**Problem description:** If a line in the data has the string "link", please show it.
(Data listing begins)
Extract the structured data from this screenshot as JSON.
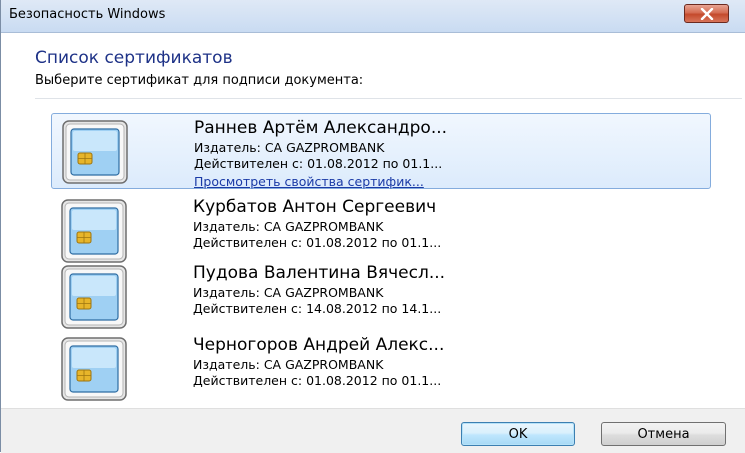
{
  "window": {
    "title": "Безопасность Windows",
    "close_icon": "close-icon"
  },
  "dialog": {
    "heading": "Список сертификатов",
    "subheading": "Выберите сертификат для подписи документа:"
  },
  "certificates": [
    {
      "name": "Раннев Артём Александро...",
      "issuer": "Издатель: CA GAZPROMBANK",
      "valid": "Действителен с: 01.08.2012 по 01.1...",
      "link": "Просмотреть свойства сертифик...",
      "selected": true,
      "icon": "certificate-card-icon"
    },
    {
      "name": "Курбатов Антон Сергеевич",
      "issuer": "Издатель: CA GAZPROMBANK",
      "valid": "Действителен с: 01.08.2012 по 01.1...",
      "selected": false,
      "icon": "certificate-card-icon"
    },
    {
      "name": "Пудова Валентина Вячесл...",
      "issuer": "Издатель: CA GAZPROMBANK",
      "valid": "Действителен с: 14.08.2012 по 14.1...",
      "selected": false,
      "icon": "certificate-card-icon"
    },
    {
      "name": "Черногоров Андрей Алекс...",
      "issuer": "Издатель: CA GAZPROMBANK",
      "valid": "Действителен с: 01.08.2012 по 01.1...",
      "selected": false,
      "icon": "certificate-card-icon"
    }
  ],
  "buttons": {
    "ok": "OK",
    "cancel": "Отмена"
  },
  "colors": {
    "heading": "#1e3287",
    "link": "#1a3aa6",
    "selection_border": "#84acdd",
    "close_button": "#c44a2c"
  }
}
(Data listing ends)
**Completed exercise:**
      "link": "Просмотреть свойства сертифик...",
    "link": "#1a3aa6",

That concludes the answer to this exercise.